- What you need to do -
Return the data below unchanged. Drop any pictures.

Provided records: Begin

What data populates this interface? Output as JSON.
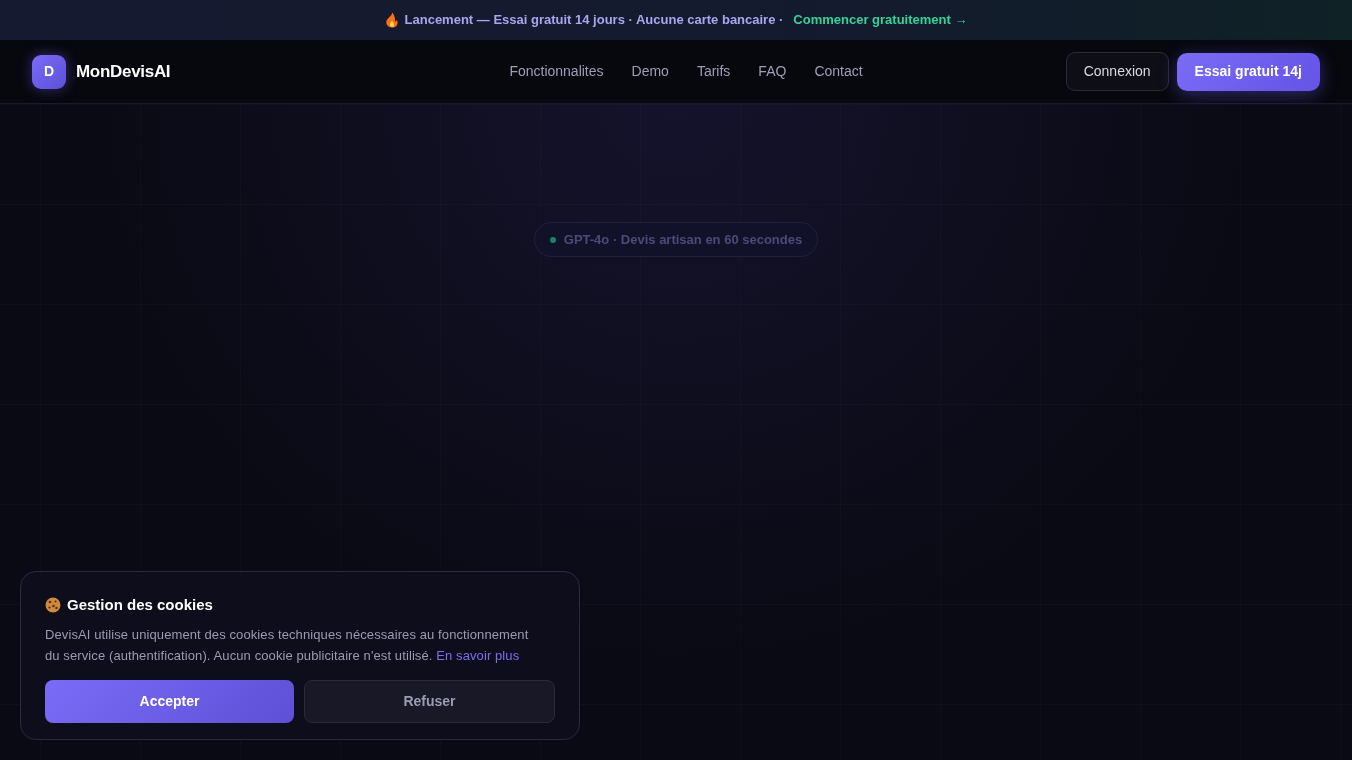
{
  "banner": {
    "text": "Lancement — Essai gratuit 14 jours · Aucune carte bancaire ·",
    "link": "Commencer gratuitement →"
  },
  "nav": {
    "logo_letter": "D",
    "brand": "MonDevisAI",
    "links": [
      "Fonctionnalites",
      "Demo",
      "Tarifs",
      "FAQ",
      "Contact"
    ],
    "buttons": [
      {
        "label": "Connexion",
        "kind": "secondary"
      },
      {
        "label": "Essai gratuit 14j",
        "kind": "primary"
      }
    ]
  },
  "hero": {
    "badge": "GPT-4o · Devis artisan en 60 secondes"
  },
  "cookie_banner": {
    "title": "Gestion des cookies",
    "text": "DevisAI utilise uniquement des cookies techniques nécessaires au fonctionnement du service (authentification). Aucun cookie publicitaire n'est utilisé.",
    "link": "En savoir plus",
    "buttons": [
      {
        "label": "Accepter",
        "kind": "primary"
      },
      {
        "label": "Refuser",
        "kind": "secondary"
      }
    ]
  }
}
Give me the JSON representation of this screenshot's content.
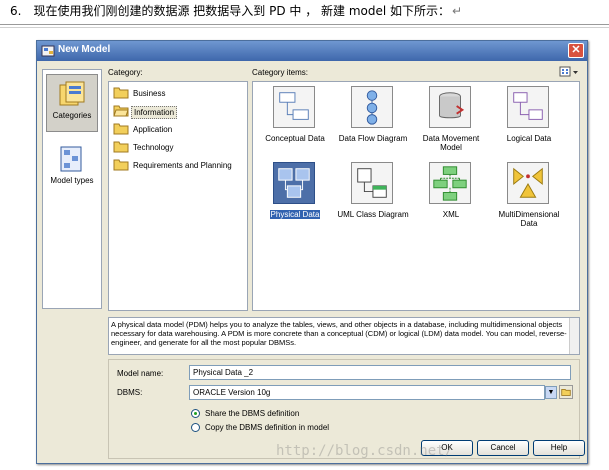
{
  "doc": {
    "item_number": "6.",
    "text": "现在使用我们刚创建的数据源 把数据导入到 PD 中 ， 新建 model  如下所示：",
    "return_mark": "↵"
  },
  "window": {
    "title": "New Model",
    "close_glyph": "✕"
  },
  "left_bar": {
    "items": [
      {
        "label": "Categories",
        "icon": "categories-icon",
        "selected": true
      },
      {
        "label": "Model types",
        "icon": "model-types-icon",
        "selected": false
      }
    ]
  },
  "category": {
    "label": "Category:",
    "items": [
      {
        "label": "Business",
        "selected": false
      },
      {
        "label": "Information",
        "selected": true
      },
      {
        "label": "Application",
        "selected": false
      },
      {
        "label": "Technology",
        "selected": false
      },
      {
        "label": "Requirements and Planning",
        "selected": false
      }
    ]
  },
  "category_items": {
    "label": "Category items:",
    "tiles": [
      {
        "label": "Conceptual Data",
        "icon": "conceptual-data-icon",
        "selected": false
      },
      {
        "label": "Data Flow Diagram",
        "icon": "data-flow-diagram-icon",
        "selected": false
      },
      {
        "label": "Data Movement Model",
        "icon": "data-movement-model-icon",
        "selected": false
      },
      {
        "label": "Logical Data",
        "icon": "logical-data-icon",
        "selected": false
      },
      {
        "label": "Physical Data",
        "icon": "physical-data-icon",
        "selected": true
      },
      {
        "label": "UML Class Diagram",
        "icon": "uml-class-diagram-icon",
        "selected": false
      },
      {
        "label": "XML",
        "icon": "xml-icon",
        "selected": false
      },
      {
        "label": "MultiDimensional Data",
        "icon": "multidimensional-data-icon",
        "selected": false
      }
    ]
  },
  "description": "A physical data model (PDM) helps you to analyze the tables, views, and other objects in a database, including multidimensional objects necessary for data warehousing. A PDM is more concrete than a conceptual (CDM) or logical (LDM) data model. You can model, reverse-engineer, and generate for all the most popular DBMSs.",
  "form": {
    "model_name_label": "Model name:",
    "model_name_value": "Physical Data _2",
    "dbms_label": "DBMS:",
    "dbms_value": "ORACLE Version 10g",
    "radio_share": "Share the DBMS definition",
    "radio_copy": "Copy the DBMS definition in model",
    "radio_selected": "share"
  },
  "buttons": {
    "ok": "OK",
    "cancel": "Cancel",
    "help": "Help"
  },
  "watermark": "http://blog.csdn.net/",
  "colors": {
    "title_bar": "#3e67ab",
    "selection": "#3162b0",
    "window_bg": "#ece9d8"
  }
}
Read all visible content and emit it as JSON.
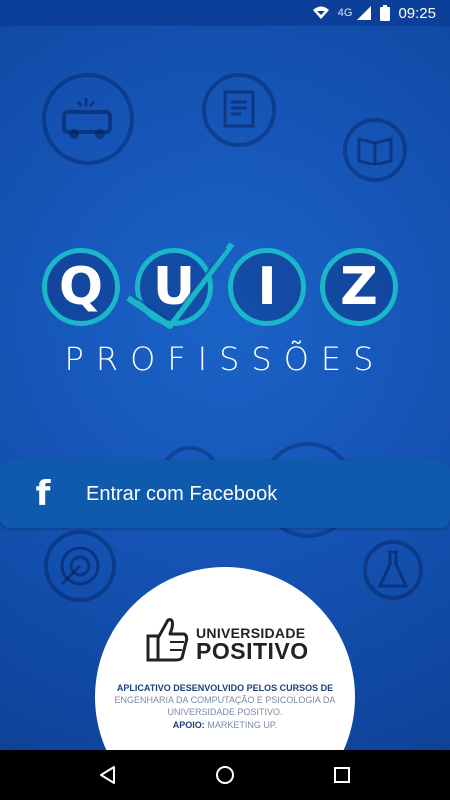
{
  "status_bar": {
    "network": "4G",
    "time": "09:25",
    "icons": [
      "signal-extra-icon",
      "network-signal-icon",
      "battery-icon"
    ]
  },
  "logo": {
    "letters": [
      "Q",
      "U",
      "I",
      "Z"
    ],
    "subtitle": "PROFISSÕES",
    "accent_color": "#1ab6c9"
  },
  "login": {
    "button_label": "Entrar com Facebook",
    "icon": "f"
  },
  "university": {
    "name_line1": "UNIVERSIDADE",
    "name_line2": "POSITIVO",
    "description_bold": "APLICATIVO DESENVOLVIDO PELOS CURSOS DE",
    "description_rest": "ENGENHARIA DA COMPUTAÇÃO E PSICOLOGIA DA UNIVERSIDADE POSITIVO.",
    "support_label": "APOIO:",
    "support_value": "MARKETING UP."
  },
  "nav_bar": {
    "buttons": [
      "back-icon",
      "home-icon",
      "recents-icon"
    ]
  },
  "colors": {
    "background": "#1553b4",
    "button_bg": "#0f5aad",
    "status_bar": "#0b3f99"
  }
}
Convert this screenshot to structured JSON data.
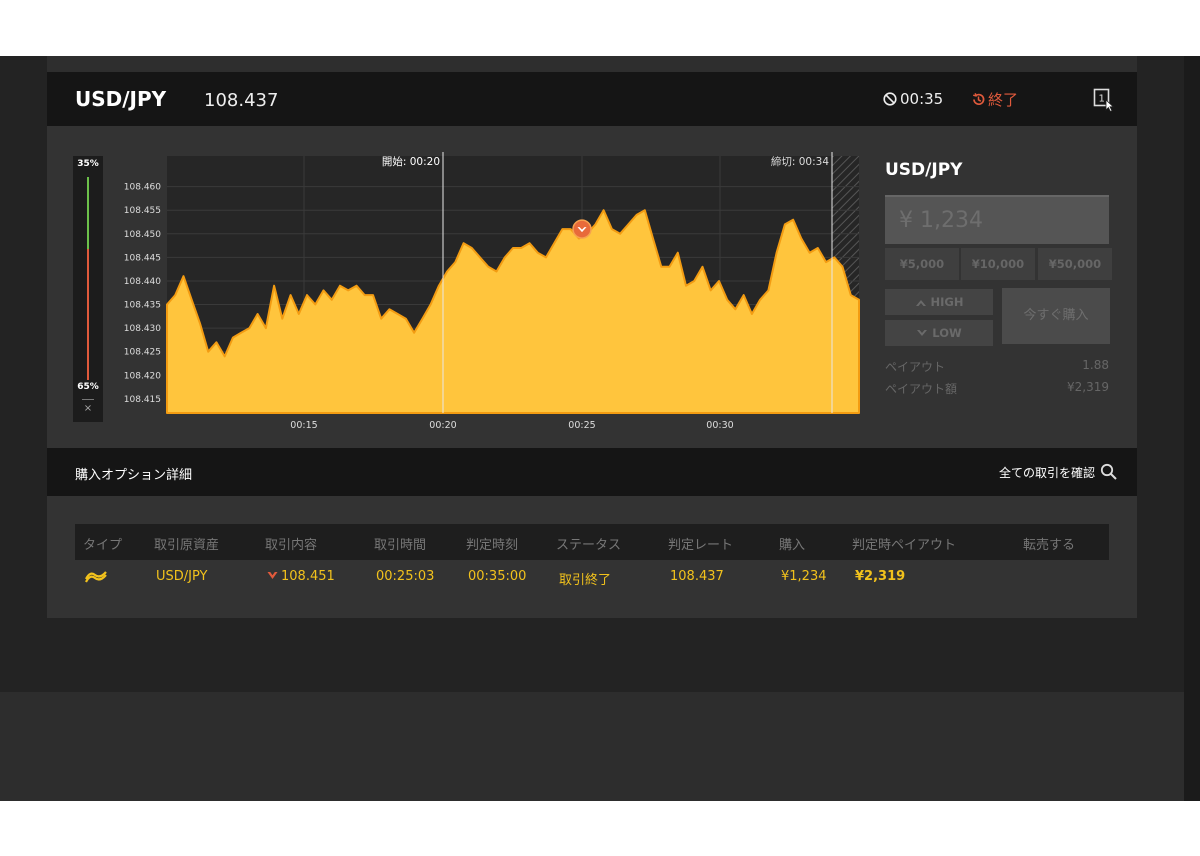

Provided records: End

- Exercise answer -
What data populates this interface? Output as JSON.
{
  "banner": {
    "text": "Lancement — Essai gratuit 14 jours · Aucune carte bancaire ·",
    "link": "Commencer gratuitement →"
  },
  "nav": {
    "logo_letter": "D",
    "brand": "MonDevisAI",
    "links": [
      "Fonctionnalites",
      "Demo",
      "Tarifs",
      "FAQ",
      "Contact"
    ],
    "buttons": [
      {
        "label": "Connexion",
        "kind": "secondary"
      },
      {
        "label": "Essai gratuit 14j",
        "kind": "primary"
      }
    ]
  },
  "hero": {
    "badge": "GPT-4o · Devis artisan en 60 secondes"
  },
  "cookie_banner": {
    "title": "Gestion des cookies",
    "text": "DevisAI utilise uniquement des cookies techniques nécessaires au fonctionnement du service (authentification). Aucun cookie publicitaire n'est utilisé.",
    "link": "En savoir plus",
    "buttons": [
      {
        "label": "Accepter",
        "kind": "primary"
      },
      {
        "label": "Refuser",
        "kind": "secondary"
      }
    ]
  }
}
Give me the JSON representation of this screenshot's content.
{
  "doc": {
    "item_number": "6.",
    "text": "现在使用我们刚创建的数据源 把数据导入到 PD 中 ， 新建 model  如下所示：",
    "return_mark": "↵"
  },
  "window": {
    "title": "New Model",
    "close_glyph": "✕"
  },
  "left_bar": {
    "items": [
      {
        "label": "Categories",
        "icon": "categories-icon",
        "selected": true
      },
      {
        "label": "Model types",
        "icon": "model-types-icon",
        "selected": false
      }
    ]
  },
  "category": {
    "label": "Category:",
    "items": [
      {
        "label": "Business",
        "selected": false
      },
      {
        "label": "Information",
        "selected": true
      },
      {
        "label": "Application",
        "selected": false
      },
      {
        "label": "Technology",
        "selected": false
      },
      {
        "label": "Requirements and Planning",
        "selected": false
      }
    ]
  },
  "category_items": {
    "label": "Category items:",
    "tiles": [
      {
        "label": "Conceptual Data",
        "icon": "conceptual-data-icon",
        "selected": false
      },
      {
        "label": "Data Flow Diagram",
        "icon": "data-flow-diagram-icon",
        "selected": false
      },
      {
        "label": "Data Movement Model",
        "icon": "data-movement-model-icon",
        "selected": false
      },
      {
        "label": "Logical Data",
        "icon": "logical-data-icon",
        "selected": false
      },
      {
        "label": "Physical Data",
        "icon": "physical-data-icon",
        "selected": true
      },
      {
        "label": "UML Class Diagram",
        "icon": "uml-class-diagram-icon",
        "selected": false
      },
      {
        "label": "XML",
        "icon": "xml-icon",
        "selected": false
      },
      {
        "label": "MultiDimensional Data",
        "icon": "multidimensional-data-icon",
        "selected": false
      }
    ]
  },
  "description": "A physical data model (PDM) helps you to analyze the tables, views, and other objects in a database, including multidimensional objects necessary for data warehousing. A PDM is more concrete than a conceptual (CDM) or logical (LDM) data model. You can model, reverse-engineer, and generate for all the most popular DBMSs.",
  "form": {
    "model_name_label": "Model name:",
    "model_name_value": "Physical Data _2",
    "dbms_label": "DBMS:",
    "dbms_value": "ORACLE Version 10g",
    "radio_share": "Share the DBMS definition",
    "radio_copy": "Copy the DBMS definition in model",
    "radio_selected": "share"
  },
  "buttons": {
    "ok": "OK",
    "cancel": "Cancel",
    "help": "Help"
  },
  "watermark": "http://blog.csdn.net/",
  "colors": {
    "title_bar": "#3e67ab",
    "selection": "#3162b0",
    "window_bg": "#ece9d8"
  }
}
Read all visible content and emit it as JSON.
{
  "status_bar": {
    "network": "4G",
    "time": "09:25",
    "icons": [
      "signal-extra-icon",
      "network-signal-icon",
      "battery-icon"
    ]
  },
  "logo": {
    "letters": [
      "Q",
      "U",
      "I",
      "Z"
    ],
    "subtitle": "PROFISSÕES",
    "accent_color": "#1ab6c9"
  },
  "login": {
    "button_label": "Entrar com Facebook",
    "icon": "f"
  },
  "university": {
    "name_line1": "UNIVERSIDADE",
    "name_line2": "POSITIVO",
    "description_bold": "APLICATIVO DESENVOLVIDO PELOS CURSOS DE",
    "description_rest": "ENGENHARIA DA COMPUTAÇÃO E PSICOLOGIA DA UNIVERSIDADE POSITIVO.",
    "support_label": "APOIO:",
    "support_value": "MARKETING UP."
  },
  "nav_bar": {
    "buttons": [
      "back-icon",
      "home-icon",
      "recents-icon"
    ]
  },
  "colors": {
    "background": "#1553b4",
    "button_bg": "#0f5aad",
    "status_bar": "#0b3f99"
  }
}
Convert this screenshot to structured JSON data.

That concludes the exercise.